What the task asks
All of the listing is to be written out word for word, with the pictures left out.

Supplied information

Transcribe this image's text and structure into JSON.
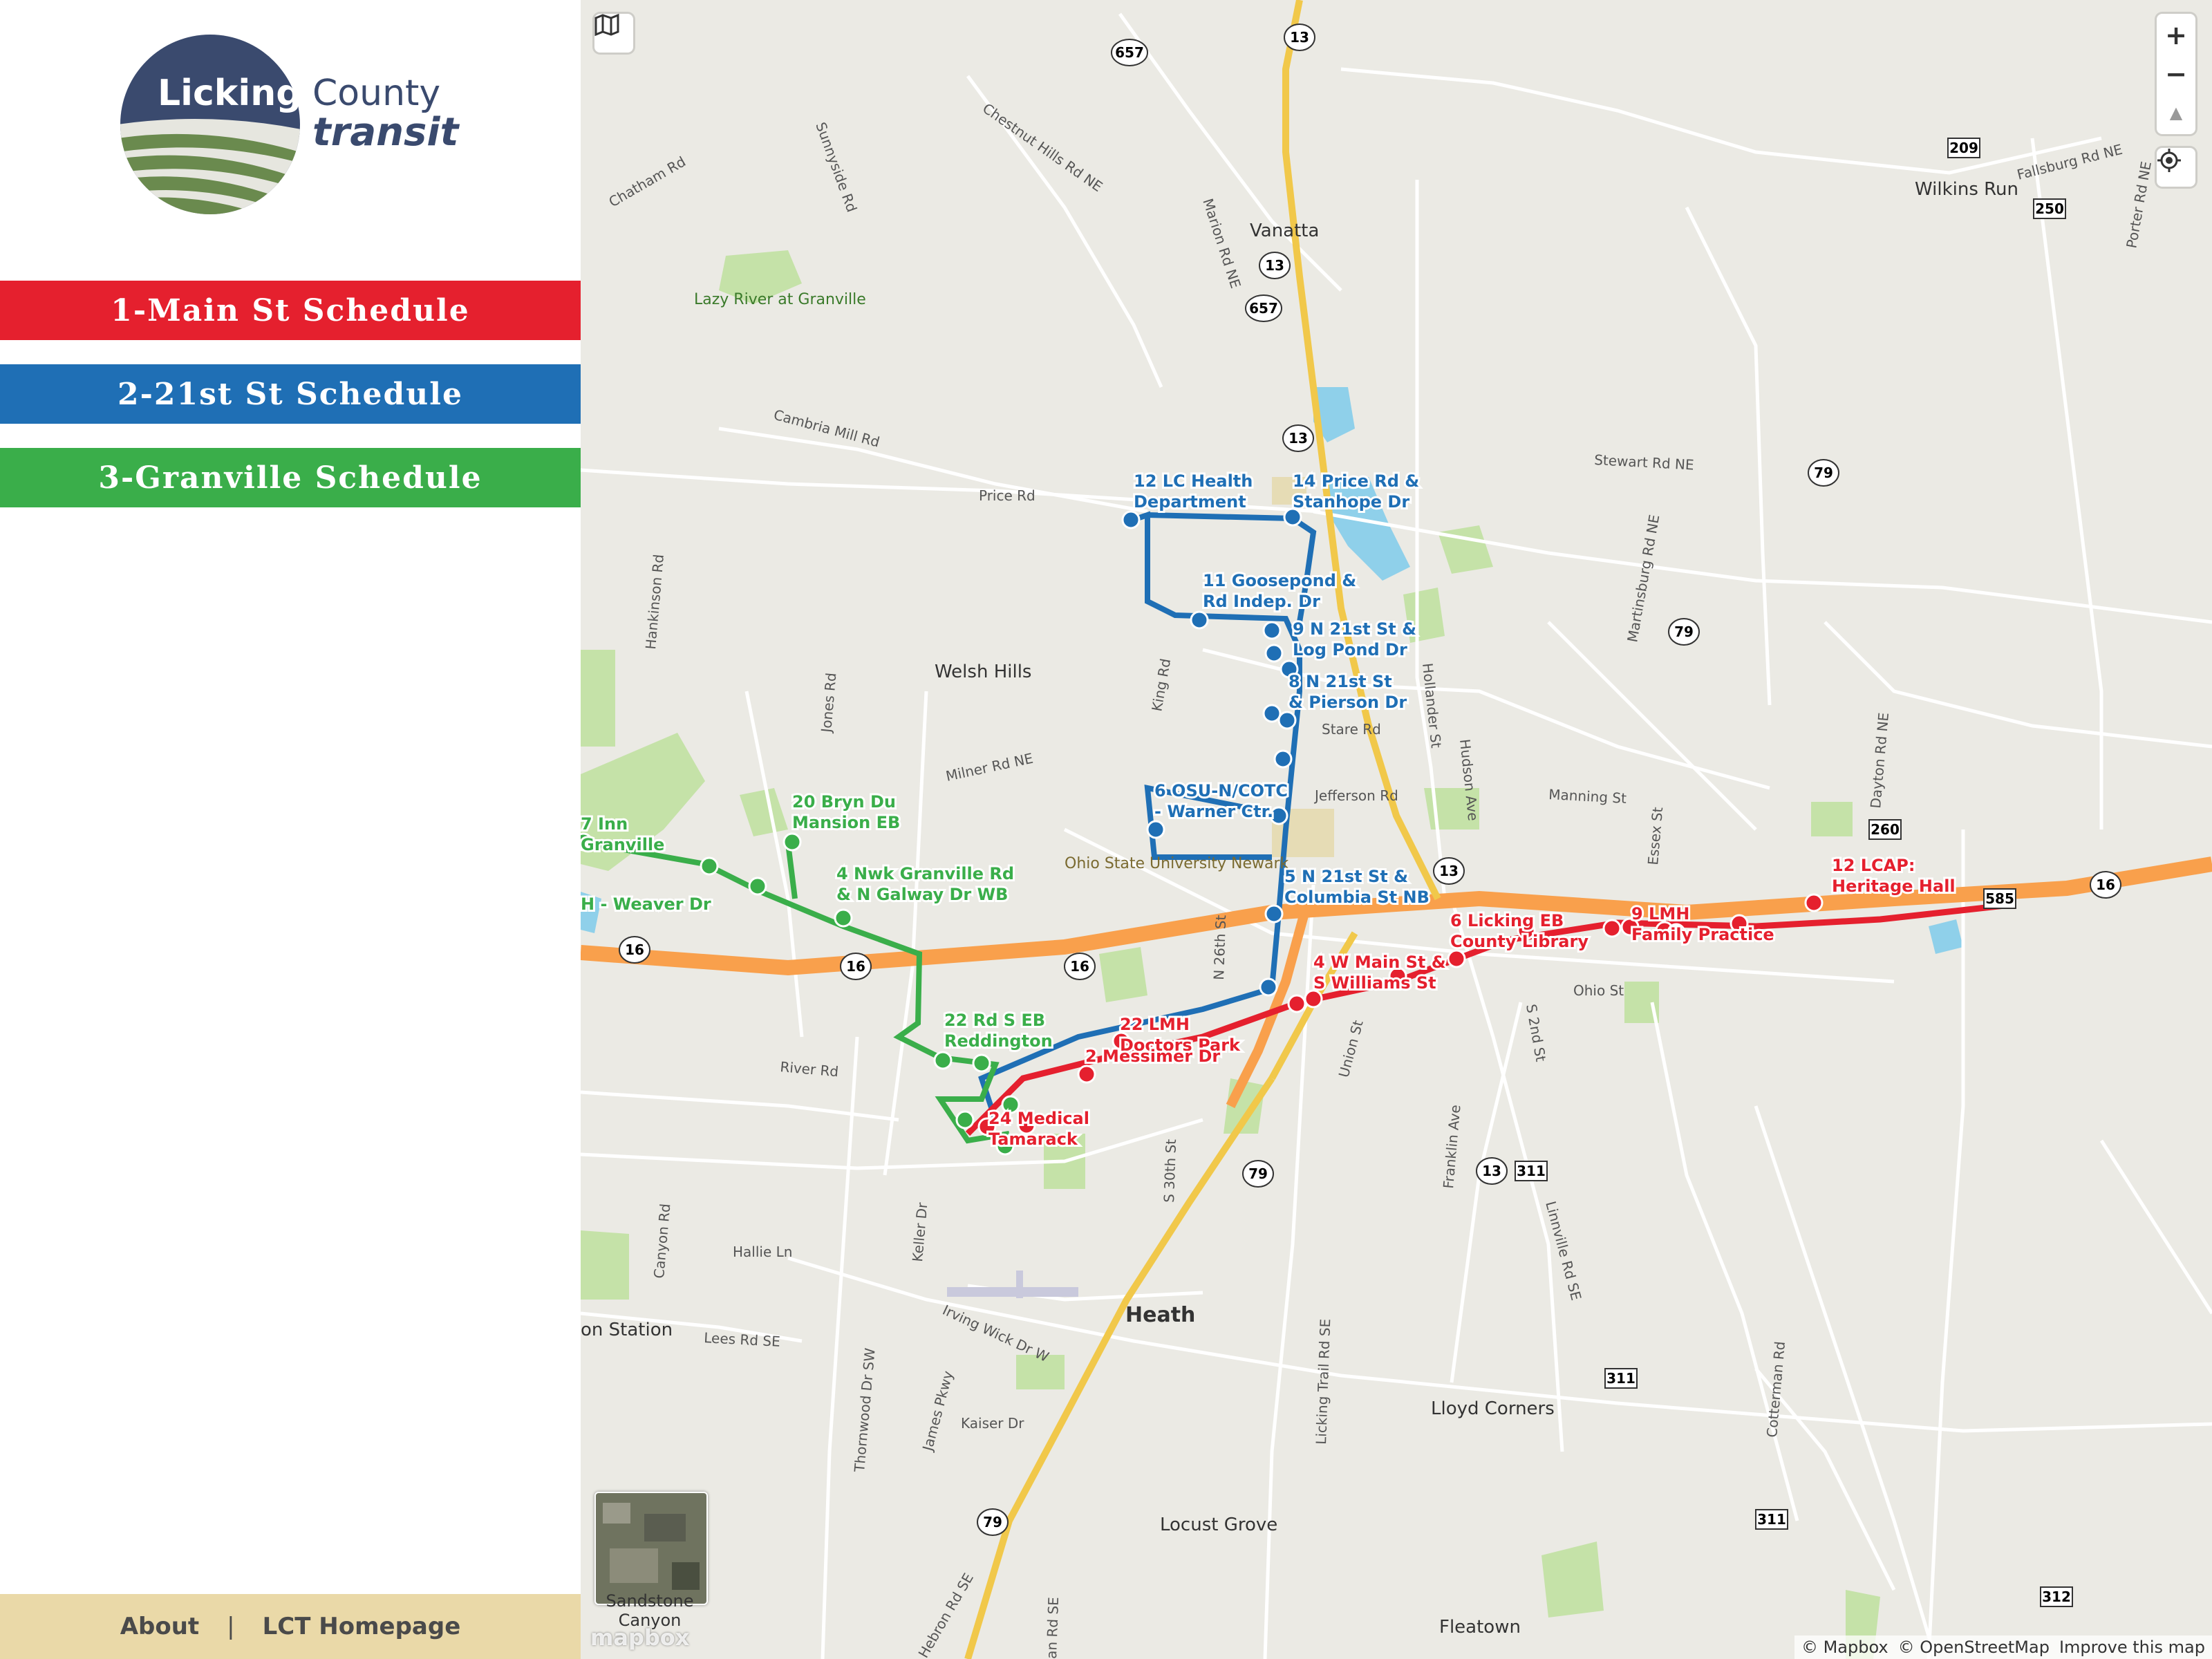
{
  "sidebar": {
    "logo": {
      "line1": "Licking",
      "line2": "County",
      "line3": "transit"
    },
    "schedules": [
      {
        "label": "1-Main St Schedule",
        "color": "#e5202e"
      },
      {
        "label": "2-21st St Schedule",
        "color": "#1f6fb5"
      },
      {
        "label": "3-Granville Schedule",
        "color": "#3aae4a"
      }
    ],
    "footer": {
      "about": "About",
      "separator": "|",
      "homepage": "LCT Homepage",
      "bg": "#ead9a8"
    }
  },
  "map": {
    "controls": {
      "zoom_in": "+",
      "zoom_out": "−",
      "compass": "▲",
      "geolocate": "⊙"
    },
    "attribution": {
      "mapbox": "© Mapbox",
      "osm": "© OpenStreetMap",
      "improve": "Improve this map"
    },
    "mapbox_logo": "mapbox",
    "minimap_label": "Sandstone Canyon",
    "places": [
      "Vanatta",
      "Wilkins Run",
      "Lazy River at Granville",
      "Welsh Hills",
      "Ohio State University Newark",
      "Heath",
      "Lloyd Corners",
      "Locust Grove",
      "Fleatown",
      "Sandstone Canyon",
      "on Station"
    ],
    "roads": [
      "Chestnut Hills Rd NE",
      "Sunnyside Rd",
      "Chatham Rd",
      "Marion Rd NE",
      "Fallsburg Rd NE",
      "Porter Rd NE",
      "Cambria Mill Rd",
      "Price Rd",
      "Stewart Rd NE",
      "Martinsburg Rd NE",
      "Hankinson Rd",
      "Jones Rd",
      "Milner Rd NE",
      "King Rd",
      "Hollander St",
      "Hudson Ave",
      "Stare Rd",
      "Jefferson Rd",
      "Manning St",
      "Essex St",
      "Dayton Rd NE",
      "N 26th St",
      "Ohio St",
      "S 2nd St",
      "River Rd",
      "Union St",
      "S 30th St",
      "Franklin Ave",
      "Linnville Rd SE",
      "Canyon Rd",
      "Hallie Ln",
      "Keller Dr",
      "Irving Wick Dr W",
      "Lees Rd SE",
      "Thornwood Dr SW",
      "James Pkwy",
      "Kaiser Dr",
      "Licking Trail Rd SE",
      "Cotterman Rd",
      "Hebron Rd SE",
      "an Rd SE"
    ],
    "shields": [
      "657",
      "13",
      "13",
      "657",
      "13",
      "209",
      "250",
      "79",
      "79",
      "260",
      "585",
      "16",
      "16",
      "16",
      "16",
      "13",
      "311",
      "79",
      "311",
      "311",
      "312",
      "79"
    ],
    "stops": {
      "blue": [
        "12 LC Health Department",
        "14 Price Rd & Stanhope Dr",
        "11 Goosepond Rd & Indep. Dr",
        "9 N 21st St & Log Pond Dr",
        "8 N 21st St & Pierson Dr",
        "6 OSU-N/COTC - Warner Ctr.",
        "5 N 21st St & Columbia St NB"
      ],
      "red": [
        "12 LCAP: Heritage Hall",
        "9 LMH Family Practice",
        "6 Licking County Library EB",
        "4 W Main St & S Williams St",
        "22 LMH Doctors Park",
        "2 Messimer Dr",
        "24 Tamarack Medical"
      ],
      "green": [
        "7 Granville Inn",
        "20 Bryn Du Mansion EB",
        "4 Nwk Granville Rd & N Galway Dr WB",
        "H - Weaver Dr",
        "22 Reddington Rd S EB"
      ]
    },
    "colors": {
      "land": "#ebeae4",
      "park": "#c5e2a8",
      "water": "#8fd0ea",
      "highway": "#f9a04c",
      "state_route": "#f1c84a",
      "road": "#ffffff",
      "route_red": "#e5202e",
      "route_blue": "#1f6fb5",
      "route_green": "#3aae4a"
    }
  }
}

Solution to this task
Transcribe this image's text and structure into JSON.
{
  "sidebar": {
    "logo": {
      "line1": "Licking",
      "line2": "County",
      "line3": "transit"
    },
    "schedules": [
      {
        "label": "1-Main St Schedule",
        "color": "#e5202e"
      },
      {
        "label": "2-21st St Schedule",
        "color": "#1f6fb5"
      },
      {
        "label": "3-Granville Schedule",
        "color": "#3aae4a"
      }
    ],
    "footer": {
      "about": "About",
      "separator": "|",
      "homepage": "LCT Homepage",
      "bg": "#ead9a8"
    }
  },
  "map": {
    "controls": {
      "zoom_in": "+",
      "zoom_out": "−",
      "compass": "▲",
      "geolocate": "⊙"
    },
    "attribution": {
      "mapbox": "© Mapbox",
      "osm": "© OpenStreetMap",
      "improve": "Improve this map"
    },
    "mapbox_logo": "mapbox",
    "minimap_label": "Sandstone Canyon",
    "places": [
      "Vanatta",
      "Wilkins Run",
      "Lazy River at Granville",
      "Welsh Hills",
      "Ohio State University Newark",
      "Heath",
      "Lloyd Corners",
      "Locust Grove",
      "Fleatown",
      "Sandstone Canyon",
      "on Station"
    ],
    "roads": [
      "Chestnut Hills Rd NE",
      "Sunnyside Rd",
      "Chatham Rd",
      "Marion Rd NE",
      "Fallsburg Rd NE",
      "Porter Rd NE",
      "Cambria Mill Rd",
      "Price Rd",
      "Stewart Rd NE",
      "Martinsburg Rd NE",
      "Hankinson Rd",
      "Jones Rd",
      "Milner Rd NE",
      "King Rd",
      "Hollander St",
      "Hudson Ave",
      "Stare Rd",
      "Jefferson Rd",
      "Manning St",
      "Essex St",
      "Dayton Rd NE",
      "N 26th St",
      "Ohio St",
      "S 2nd St",
      "River Rd",
      "Union St",
      "S 30th St",
      "Franklin Ave",
      "Linnville Rd SE",
      "Canyon Rd",
      "Hallie Ln",
      "Keller Dr",
      "Irving Wick Dr W",
      "Lees Rd SE",
      "Thornwood Dr SW",
      "James Pkwy",
      "Kaiser Dr",
      "Licking Trail Rd SE",
      "Cotterman Rd",
      "Hebron Rd SE",
      "an Rd SE"
    ],
    "shields": [
      "657",
      "13",
      "13",
      "657",
      "13",
      "209",
      "250",
      "79",
      "79",
      "260",
      "585",
      "16",
      "16",
      "16",
      "16",
      "13",
      "311",
      "79",
      "311",
      "311",
      "312",
      "79"
    ],
    "stops": {
      "blue": [
        "12 LC Health Department",
        "14 Price Rd & Stanhope Dr",
        "11 Goosepond Rd & Indep. Dr",
        "9 N 21st St & Log Pond Dr",
        "8 N 21st St & Pierson Dr",
        "6 OSU-N/COTC - Warner Ctr.",
        "5 N 21st St & Columbia St NB"
      ],
      "red": [
        "12 LCAP: Heritage Hall",
        "9 LMH Family Practice",
        "6 Licking County Library EB",
        "4 W Main St & S Williams St",
        "22 LMH Doctors Park",
        "2 Messimer Dr",
        "24 Tamarack Medical"
      ],
      "green": [
        "7 Granville Inn",
        "20 Bryn Du Mansion EB",
        "4 Nwk Granville Rd & N Galway Dr WB",
        "H - Weaver Dr",
        "22 Reddington Rd S EB"
      ]
    },
    "colors": {
      "land": "#ebeae4",
      "park": "#c5e2a8",
      "water": "#8fd0ea",
      "highway": "#f9a04c",
      "state_route": "#f1c84a",
      "road": "#ffffff",
      "route_red": "#e5202e",
      "route_blue": "#1f6fb5",
      "route_green": "#3aae4a"
    }
  }
}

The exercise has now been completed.